Collected data entries:
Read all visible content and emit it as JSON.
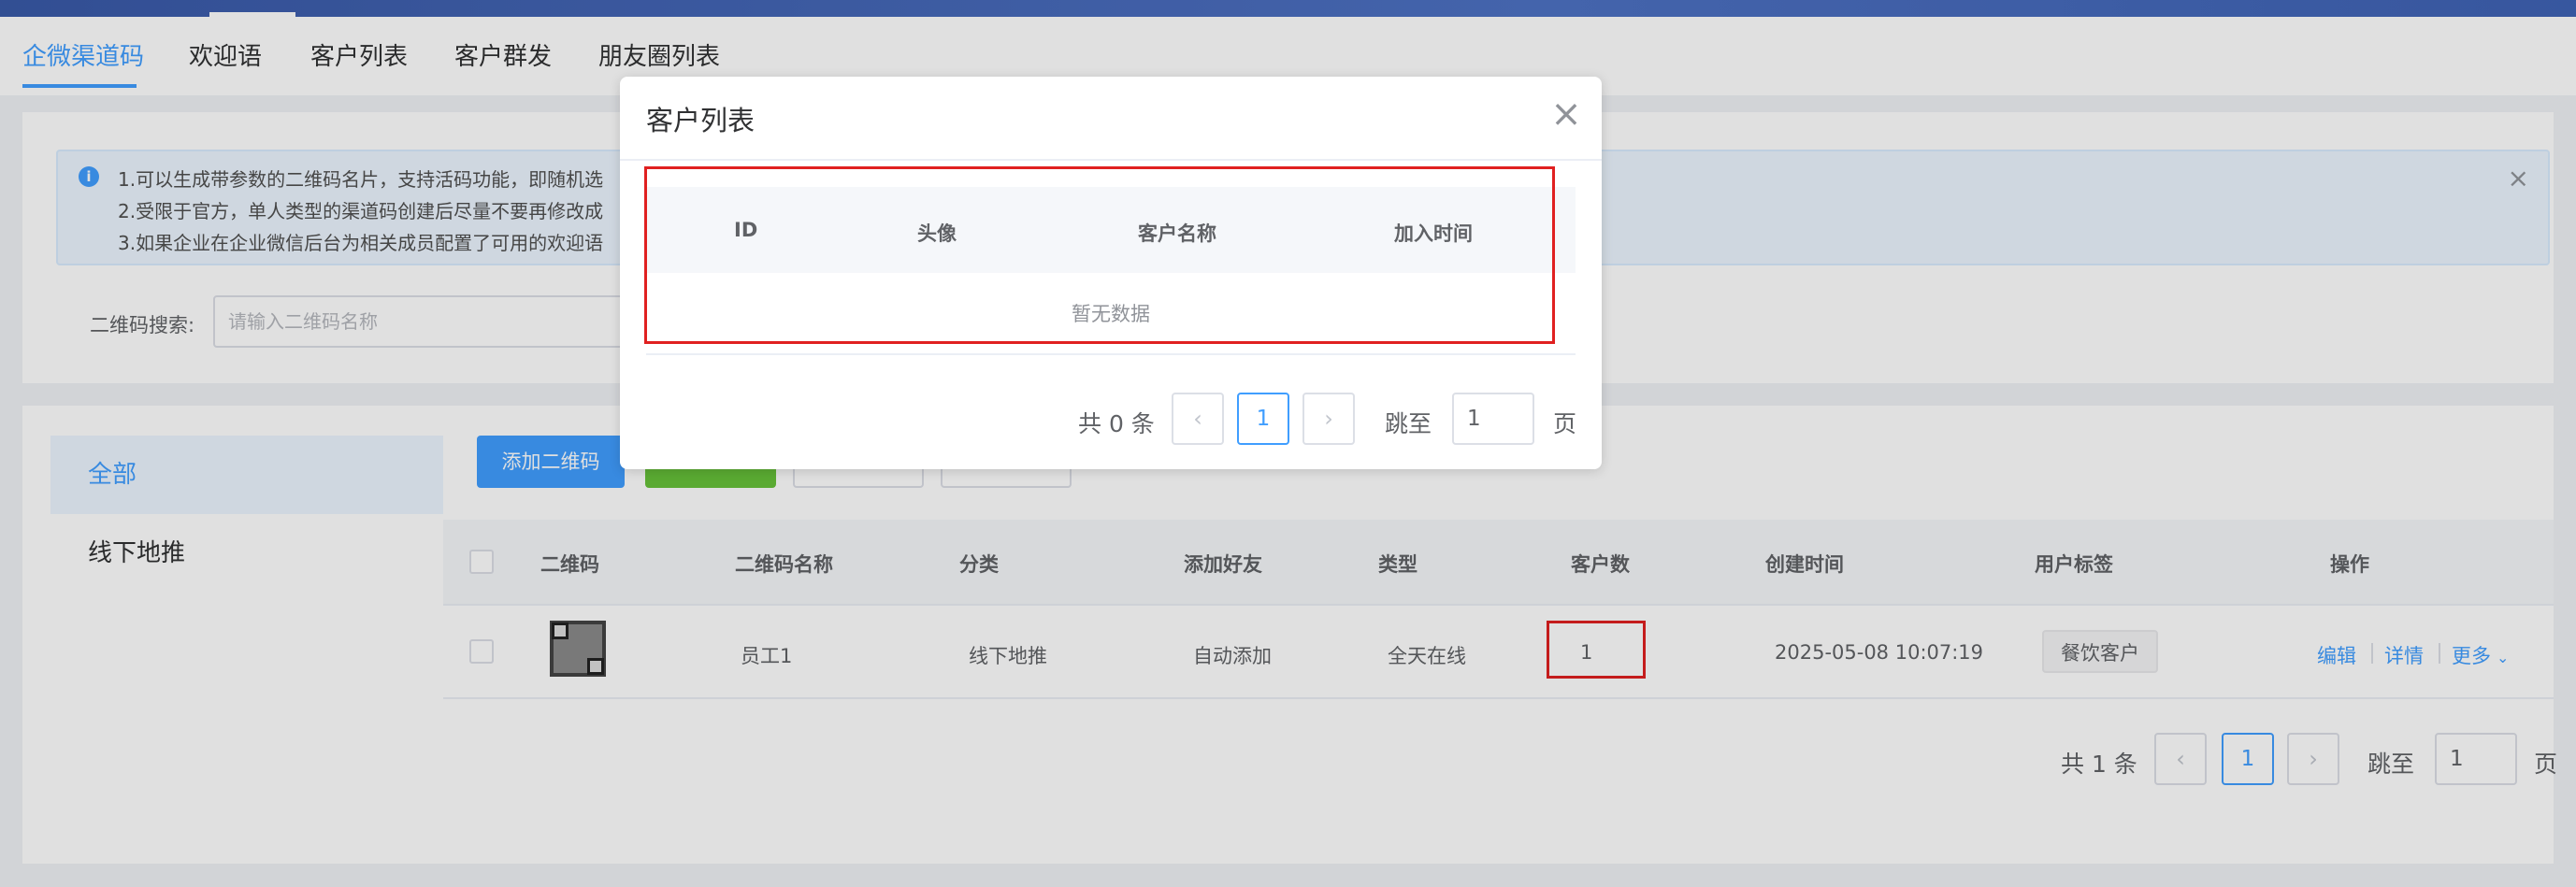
{
  "tabs": [
    {
      "label": "企微渠道码"
    },
    {
      "label": "欢迎语"
    },
    {
      "label": "客户列表"
    },
    {
      "label": "客户群发"
    },
    {
      "label": "朋友圈列表"
    }
  ],
  "alert": {
    "line1": "1.可以生成带参数的二维码名片，支持活码功能，即随机选",
    "line2": "2.受限于官方，单人类型的渠道码创建后尽量不要再修改成",
    "line3": "3.如果企业在企业微信后台为相关成员配置了可用的欢迎语"
  },
  "search": {
    "label": "二维码搜索:",
    "placeholder": "请输入二维码名称"
  },
  "sidebar": {
    "items": [
      {
        "label": "全部"
      },
      {
        "label": "线下地推"
      }
    ]
  },
  "toolbar": {
    "add_label": "添加二维码"
  },
  "colors": {
    "primary": "#409eff",
    "success": "#67c23a",
    "danger": "#e02020"
  },
  "table": {
    "headers": [
      "二维码",
      "二维码名称",
      "分类",
      "添加好友",
      "类型",
      "客户数",
      "创建时间",
      "用户标签",
      "操作"
    ],
    "rows": [
      {
        "name": "员工1",
        "category": "线下地推",
        "add_friend": "自动添加",
        "type": "全天在线",
        "customer_count": "1",
        "created": "2025-05-08 10:07:19",
        "tag": "餐饮客户",
        "actions": {
          "edit": "编辑",
          "detail": "详情",
          "more": "更多"
        }
      }
    ]
  },
  "pager": {
    "total": "共 1 条",
    "page": "1",
    "jump_label": "跳至",
    "jump_value": "1",
    "page_unit": "页"
  },
  "dialog": {
    "title": "客户列表",
    "headers": [
      "ID",
      "头像",
      "客户名称",
      "加入时间"
    ],
    "empty": "暂无数据",
    "pager": {
      "total": "共 0 条",
      "page": "1",
      "jump_label": "跳至",
      "jump_value": "1",
      "page_unit": "页"
    }
  }
}
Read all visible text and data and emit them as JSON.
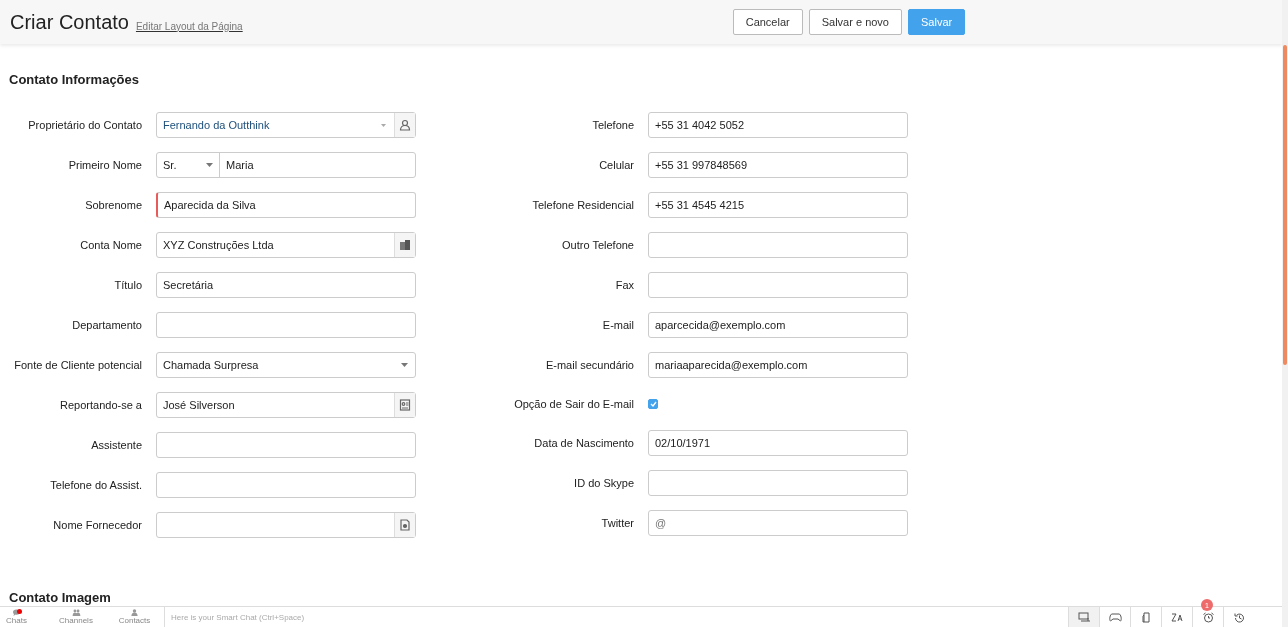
{
  "header": {
    "title": "Criar Contato",
    "layout_link": "Editar Layout da Página",
    "buttons": [
      {
        "label": "Cancelar",
        "kind": "secondary"
      },
      {
        "label": "Salvar e novo",
        "kind": "secondary"
      },
      {
        "label": "Salvar",
        "kind": "primary"
      }
    ]
  },
  "section": {
    "title": "Contato Informações"
  },
  "left_fields": [
    {
      "label": "Proprietário do Contato",
      "kind": "user-lookup",
      "value": "Fernando da Outthink"
    },
    {
      "label": "Primeiro Nome",
      "kind": "salutation",
      "salutation": "Sr.",
      "value": "Maria"
    },
    {
      "label": "Sobrenome",
      "kind": "text",
      "value": "Aparecida da Silva",
      "required": true
    },
    {
      "label": "Conta Nome",
      "kind": "account-lookup",
      "value": "XYZ Construções Ltda"
    },
    {
      "label": "Título",
      "kind": "text",
      "value": "Secretária",
      "required": false
    },
    {
      "label": "Departamento",
      "kind": "text",
      "required": false
    },
    {
      "label": "Fonte de Cliente potencial",
      "kind": "select",
      "value": "Chamada Surpresa"
    },
    {
      "label": "Reportando-se a",
      "kind": "contact-lookup",
      "value": "José Silverson"
    },
    {
      "label": "Assistente",
      "kind": "text",
      "required": false
    },
    {
      "label": "Telefone do Assist.",
      "kind": "text",
      "required": false
    },
    {
      "label": "Nome Fornecedor",
      "kind": "vendor-lookup"
    }
  ],
  "right_fields": [
    {
      "label": "Telefone",
      "kind": "text",
      "value": "+55 31 4042 5052"
    },
    {
      "label": "Celular",
      "kind": "text",
      "value": "+55 31 997848569"
    },
    {
      "label": "Telefone Residencial",
      "kind": "text",
      "value": "+55 31 4545 4215"
    },
    {
      "label": "Outro Telefone",
      "kind": "text"
    },
    {
      "label": "Fax",
      "kind": "text"
    },
    {
      "label": "E-mail",
      "kind": "text",
      "value": "aparcecida@exemplo.com"
    },
    {
      "label": "E-mail secundário",
      "kind": "text",
      "value": "mariaaparecida@exemplo.com"
    },
    {
      "label": "Opção de Sair do E-mail",
      "kind": "checkbox",
      "checked": true
    },
    {
      "label": "Data de Nascimento",
      "kind": "text",
      "value": "02/10/1971"
    },
    {
      "label": "ID do Skype",
      "kind": "text"
    },
    {
      "label": "Twitter",
      "kind": "text",
      "placeholder": "@"
    }
  ],
  "next_section": {
    "title": "Contato Imagem"
  },
  "bottom_bar": {
    "tabs": [
      {
        "label": "Chats",
        "kind": "chats",
        "unread": true
      },
      {
        "label": "Channels",
        "kind": "channels",
        "unread": false
      },
      {
        "label": "Contacts",
        "kind": "contacts",
        "unread": false
      }
    ],
    "chat_placeholder": "Here is your Smart Chat (Ctrl+Space)",
    "tools": [
      {
        "kind": "screen"
      },
      {
        "kind": "gamepad"
      },
      {
        "kind": "note"
      },
      {
        "kind": "translate"
      },
      {
        "kind": "alarm",
        "badge": "1"
      },
      {
        "kind": "history"
      }
    ]
  }
}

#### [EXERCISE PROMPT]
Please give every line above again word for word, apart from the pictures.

#### [RESPONSE BELOW]
Read all visible content and emit it as JSON.
{
  "tabs": [
    {
      "label": "企微渠道码"
    },
    {
      "label": "欢迎语"
    },
    {
      "label": "客户列表"
    },
    {
      "label": "客户群发"
    },
    {
      "label": "朋友圈列表"
    }
  ],
  "alert": {
    "line1": "1.可以生成带参数的二维码名片，支持活码功能，即随机选",
    "line2": "2.受限于官方，单人类型的渠道码创建后尽量不要再修改成",
    "line3": "3.如果企业在企业微信后台为相关成员配置了可用的欢迎语"
  },
  "search": {
    "label": "二维码搜索:",
    "placeholder": "请输入二维码名称"
  },
  "sidebar": {
    "items": [
      {
        "label": "全部"
      },
      {
        "label": "线下地推"
      }
    ]
  },
  "toolbar": {
    "add_label": "添加二维码"
  },
  "colors": {
    "primary": "#409eff",
    "success": "#67c23a",
    "danger": "#e02020"
  },
  "table": {
    "headers": [
      "二维码",
      "二维码名称",
      "分类",
      "添加好友",
      "类型",
      "客户数",
      "创建时间",
      "用户标签",
      "操作"
    ],
    "rows": [
      {
        "name": "员工1",
        "category": "线下地推",
        "add_friend": "自动添加",
        "type": "全天在线",
        "customer_count": "1",
        "created": "2025-05-08 10:07:19",
        "tag": "餐饮客户",
        "actions": {
          "edit": "编辑",
          "detail": "详情",
          "more": "更多"
        }
      }
    ]
  },
  "pager": {
    "total": "共 1 条",
    "page": "1",
    "jump_label": "跳至",
    "jump_value": "1",
    "page_unit": "页"
  },
  "dialog": {
    "title": "客户列表",
    "headers": [
      "ID",
      "头像",
      "客户名称",
      "加入时间"
    ],
    "empty": "暂无数据",
    "pager": {
      "total": "共 0 条",
      "page": "1",
      "jump_label": "跳至",
      "jump_value": "1",
      "page_unit": "页"
    }
  }
}
Read all visible text and data and emit them as JSON.
{
  "header": {
    "title": "Criar Contato",
    "layout_link": "Editar Layout da Página",
    "buttons": [
      {
        "label": "Cancelar",
        "kind": "secondary"
      },
      {
        "label": "Salvar e novo",
        "kind": "secondary"
      },
      {
        "label": "Salvar",
        "kind": "primary"
      }
    ]
  },
  "section": {
    "title": "Contato Informações"
  },
  "left_fields": [
    {
      "label": "Proprietário do Contato",
      "kind": "user-lookup",
      "value": "Fernando da Outthink"
    },
    {
      "label": "Primeiro Nome",
      "kind": "salutation",
      "salutation": "Sr.",
      "value": "Maria"
    },
    {
      "label": "Sobrenome",
      "kind": "text",
      "value": "Aparecida da Silva",
      "required": true
    },
    {
      "label": "Conta Nome",
      "kind": "account-lookup",
      "value": "XYZ Construções Ltda"
    },
    {
      "label": "Título",
      "kind": "text",
      "value": "Secretária",
      "required": false
    },
    {
      "label": "Departamento",
      "kind": "text",
      "required": false
    },
    {
      "label": "Fonte de Cliente potencial",
      "kind": "select",
      "value": "Chamada Surpresa"
    },
    {
      "label": "Reportando-se a",
      "kind": "contact-lookup",
      "value": "José Silverson"
    },
    {
      "label": "Assistente",
      "kind": "text",
      "required": false
    },
    {
      "label": "Telefone do Assist.",
      "kind": "text",
      "required": false
    },
    {
      "label": "Nome Fornecedor",
      "kind": "vendor-lookup"
    }
  ],
  "right_fields": [
    {
      "label": "Telefone",
      "kind": "text",
      "value": "+55 31 4042 5052"
    },
    {
      "label": "Celular",
      "kind": "text",
      "value": "+55 31 997848569"
    },
    {
      "label": "Telefone Residencial",
      "kind": "text",
      "value": "+55 31 4545 4215"
    },
    {
      "label": "Outro Telefone",
      "kind": "text"
    },
    {
      "label": "Fax",
      "kind": "text"
    },
    {
      "label": "E-mail",
      "kind": "text",
      "value": "aparcecida@exemplo.com"
    },
    {
      "label": "E-mail secundário",
      "kind": "text",
      "value": "mariaaparecida@exemplo.com"
    },
    {
      "label": "Opção de Sair do E-mail",
      "kind": "checkbox",
      "checked": true
    },
    {
      "label": "Data de Nascimento",
      "kind": "text",
      "value": "02/10/1971"
    },
    {
      "label": "ID do Skype",
      "kind": "text"
    },
    {
      "label": "Twitter",
      "kind": "text",
      "placeholder": "@"
    }
  ],
  "next_section": {
    "title": "Contato Imagem"
  },
  "bottom_bar": {
    "tabs": [
      {
        "label": "Chats",
        "kind": "chats",
        "unread": true
      },
      {
        "label": "Channels",
        "kind": "channels",
        "unread": false
      },
      {
        "label": "Contacts",
        "kind": "contacts",
        "unread": false
      }
    ],
    "chat_placeholder": "Here is your Smart Chat (Ctrl+Space)",
    "tools": [
      {
        "kind": "screen"
      },
      {
        "kind": "gamepad"
      },
      {
        "kind": "note"
      },
      {
        "kind": "translate"
      },
      {
        "kind": "alarm",
        "badge": "1"
      },
      {
        "kind": "history"
      }
    ]
  }
}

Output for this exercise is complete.